What to work on
Every entry must be repeated exactly in the answer.

Material provided Start Marker

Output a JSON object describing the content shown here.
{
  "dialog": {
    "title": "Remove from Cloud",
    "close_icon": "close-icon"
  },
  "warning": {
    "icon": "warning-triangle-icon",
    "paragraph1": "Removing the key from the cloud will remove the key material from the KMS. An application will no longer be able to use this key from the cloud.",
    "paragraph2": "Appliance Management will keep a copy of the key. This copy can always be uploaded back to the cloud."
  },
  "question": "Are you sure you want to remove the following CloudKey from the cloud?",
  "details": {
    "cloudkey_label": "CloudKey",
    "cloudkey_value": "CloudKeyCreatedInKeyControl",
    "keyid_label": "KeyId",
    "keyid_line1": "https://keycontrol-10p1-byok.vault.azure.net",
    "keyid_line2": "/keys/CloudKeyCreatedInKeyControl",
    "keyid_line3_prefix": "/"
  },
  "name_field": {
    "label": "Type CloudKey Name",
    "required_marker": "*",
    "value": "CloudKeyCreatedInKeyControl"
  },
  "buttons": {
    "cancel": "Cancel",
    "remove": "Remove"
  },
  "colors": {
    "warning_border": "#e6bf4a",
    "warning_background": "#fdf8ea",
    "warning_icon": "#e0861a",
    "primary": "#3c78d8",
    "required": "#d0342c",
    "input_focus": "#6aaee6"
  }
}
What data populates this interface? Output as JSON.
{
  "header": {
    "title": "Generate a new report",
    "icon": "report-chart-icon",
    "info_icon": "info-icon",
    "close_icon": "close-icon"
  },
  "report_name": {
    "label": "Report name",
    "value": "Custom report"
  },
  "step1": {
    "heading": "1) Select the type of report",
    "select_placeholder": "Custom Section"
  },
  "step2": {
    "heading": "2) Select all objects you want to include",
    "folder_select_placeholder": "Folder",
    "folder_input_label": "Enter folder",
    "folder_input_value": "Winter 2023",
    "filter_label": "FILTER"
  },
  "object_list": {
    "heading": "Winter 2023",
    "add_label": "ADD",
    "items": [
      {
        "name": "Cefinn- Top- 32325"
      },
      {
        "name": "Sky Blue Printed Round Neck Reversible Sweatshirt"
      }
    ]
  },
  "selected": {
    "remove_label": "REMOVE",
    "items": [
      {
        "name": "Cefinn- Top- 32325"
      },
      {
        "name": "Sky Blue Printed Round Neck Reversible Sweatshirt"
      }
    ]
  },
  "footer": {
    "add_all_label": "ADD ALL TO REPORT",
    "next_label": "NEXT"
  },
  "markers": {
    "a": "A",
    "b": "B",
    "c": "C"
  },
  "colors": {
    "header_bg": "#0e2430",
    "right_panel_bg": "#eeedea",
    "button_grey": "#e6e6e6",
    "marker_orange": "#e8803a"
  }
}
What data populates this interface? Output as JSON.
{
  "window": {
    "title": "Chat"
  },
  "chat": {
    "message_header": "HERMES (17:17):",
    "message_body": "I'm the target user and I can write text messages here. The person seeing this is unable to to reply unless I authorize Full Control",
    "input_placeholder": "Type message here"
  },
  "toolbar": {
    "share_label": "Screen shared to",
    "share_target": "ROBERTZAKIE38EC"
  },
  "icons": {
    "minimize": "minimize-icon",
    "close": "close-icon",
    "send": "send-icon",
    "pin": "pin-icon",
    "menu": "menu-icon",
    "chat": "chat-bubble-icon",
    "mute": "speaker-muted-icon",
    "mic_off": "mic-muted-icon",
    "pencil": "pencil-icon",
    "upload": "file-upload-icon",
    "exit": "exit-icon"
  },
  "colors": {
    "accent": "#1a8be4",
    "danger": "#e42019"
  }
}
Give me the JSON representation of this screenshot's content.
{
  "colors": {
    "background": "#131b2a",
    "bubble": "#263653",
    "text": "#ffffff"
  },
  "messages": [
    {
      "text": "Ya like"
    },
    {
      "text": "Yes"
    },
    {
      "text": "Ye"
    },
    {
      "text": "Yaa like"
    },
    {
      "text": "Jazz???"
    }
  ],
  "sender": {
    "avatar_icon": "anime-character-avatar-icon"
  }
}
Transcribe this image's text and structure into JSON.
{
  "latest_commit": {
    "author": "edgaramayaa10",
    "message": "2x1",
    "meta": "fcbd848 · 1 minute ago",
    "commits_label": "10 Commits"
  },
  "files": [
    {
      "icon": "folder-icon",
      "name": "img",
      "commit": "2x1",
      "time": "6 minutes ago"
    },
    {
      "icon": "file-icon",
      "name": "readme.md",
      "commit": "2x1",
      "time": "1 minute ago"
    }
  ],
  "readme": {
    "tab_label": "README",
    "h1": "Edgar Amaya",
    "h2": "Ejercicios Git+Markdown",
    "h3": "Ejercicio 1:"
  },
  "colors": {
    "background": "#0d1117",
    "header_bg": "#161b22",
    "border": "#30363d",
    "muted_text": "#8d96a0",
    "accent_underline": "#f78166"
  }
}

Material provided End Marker

Response to this task
Output a JSON object describing the content shown here.
{
  "dialog": {
    "title": "Remove from Cloud",
    "close_icon": "close-icon"
  },
  "warning": {
    "icon": "warning-triangle-icon",
    "paragraph1": "Removing the key from the cloud will remove the key material from the KMS. An application will no longer be able to use this key from the cloud.",
    "paragraph2": "Appliance Management will keep a copy of the key. This copy can always be uploaded back to the cloud."
  },
  "question": "Are you sure you want to remove the following CloudKey from the cloud?",
  "details": {
    "cloudkey_label": "CloudKey",
    "cloudkey_value": "CloudKeyCreatedInKeyControl",
    "keyid_label": "KeyId",
    "keyid_line1": "https://keycontrol-10p1-byok.vault.azure.net",
    "keyid_line2": "/keys/CloudKeyCreatedInKeyControl",
    "keyid_line3_prefix": "/"
  },
  "name_field": {
    "label": "Type CloudKey Name",
    "required_marker": "*",
    "value": "CloudKeyCreatedInKeyControl"
  },
  "buttons": {
    "cancel": "Cancel",
    "remove": "Remove"
  },
  "colors": {
    "warning_border": "#e6bf4a",
    "warning_background": "#fdf8ea",
    "warning_icon": "#e0861a",
    "primary": "#3c78d8",
    "required": "#d0342c",
    "input_focus": "#6aaee6"
  }
}
What data populates this interface? Output as JSON.
{
  "header": {
    "title": "Generate a new report",
    "icon": "report-chart-icon",
    "info_icon": "info-icon",
    "close_icon": "close-icon"
  },
  "report_name": {
    "label": "Report name",
    "value": "Custom report"
  },
  "step1": {
    "heading": "1) Select the type of report",
    "select_placeholder": "Custom Section"
  },
  "step2": {
    "heading": "2) Select all objects you want to include",
    "folder_select_placeholder": "Folder",
    "folder_input_label": "Enter folder",
    "folder_input_value": "Winter 2023",
    "filter_label": "FILTER"
  },
  "object_list": {
    "heading": "Winter 2023",
    "add_label": "ADD",
    "items": [
      {
        "name": "Cefinn- Top- 32325"
      },
      {
        "name": "Sky Blue Printed Round Neck Reversible Sweatshirt"
      }
    ]
  },
  "selected": {
    "remove_label": "REMOVE",
    "items": [
      {
        "name": "Cefinn- Top- 32325"
      },
      {
        "name": "Sky Blue Printed Round Neck Reversible Sweatshirt"
      }
    ]
  },
  "footer": {
    "add_all_label": "ADD ALL TO REPORT",
    "next_label": "NEXT"
  },
  "markers": {
    "a": "A",
    "b": "B",
    "c": "C"
  },
  "colors": {
    "header_bg": "#0e2430",
    "right_panel_bg": "#eeedea",
    "button_grey": "#e6e6e6",
    "marker_orange": "#e8803a"
  }
}
What data populates this interface? Output as JSON.
{
  "window": {
    "title": "Chat"
  },
  "chat": {
    "message_header": "HERMES (17:17):",
    "message_body": "I'm the target user and I can write text messages here. The person seeing this is unable to to reply unless I authorize Full Control",
    "input_placeholder": "Type message here"
  },
  "toolbar": {
    "share_label": "Screen shared to",
    "share_target": "ROBERTZAKIE38EC"
  },
  "icons": {
    "minimize": "minimize-icon",
    "close": "close-icon",
    "send": "send-icon",
    "pin": "pin-icon",
    "menu": "menu-icon",
    "chat": "chat-bubble-icon",
    "mute": "speaker-muted-icon",
    "mic_off": "mic-muted-icon",
    "pencil": "pencil-icon",
    "upload": "file-upload-icon",
    "exit": "exit-icon"
  },
  "colors": {
    "accent": "#1a8be4",
    "danger": "#e42019"
  }
}
Give me the JSON representation of this screenshot's content.
{
  "colors": {
    "background": "#131b2a",
    "bubble": "#263653",
    "text": "#ffffff"
  },
  "messages": [
    {
      "text": "Ya like"
    },
    {
      "text": "Yes"
    },
    {
      "text": "Ye"
    },
    {
      "text": "Yaa like"
    },
    {
      "text": "Jazz???"
    }
  ],
  "sender": {
    "avatar_icon": "anime-character-avatar-icon"
  }
}
Transcribe this image's text and structure into JSON.
{
  "latest_commit": {
    "author": "edgaramayaa10",
    "message": "2x1",
    "meta": "fcbd848 · 1 minute ago",
    "commits_label": "10 Commits"
  },
  "files": [
    {
      "icon": "folder-icon",
      "name": "img",
      "commit": "2x1",
      "time": "6 minutes ago"
    },
    {
      "icon": "file-icon",
      "name": "readme.md",
      "commit": "2x1",
      "time": "1 minute ago"
    }
  ],
  "readme": {
    "tab_label": "README",
    "h1": "Edgar Amaya",
    "h2": "Ejercicios Git+Markdown",
    "h3": "Ejercicio 1:"
  },
  "colors": {
    "background": "#0d1117",
    "header_bg": "#161b22",
    "border": "#30363d",
    "muted_text": "#8d96a0",
    "accent_underline": "#f78166"
  }
}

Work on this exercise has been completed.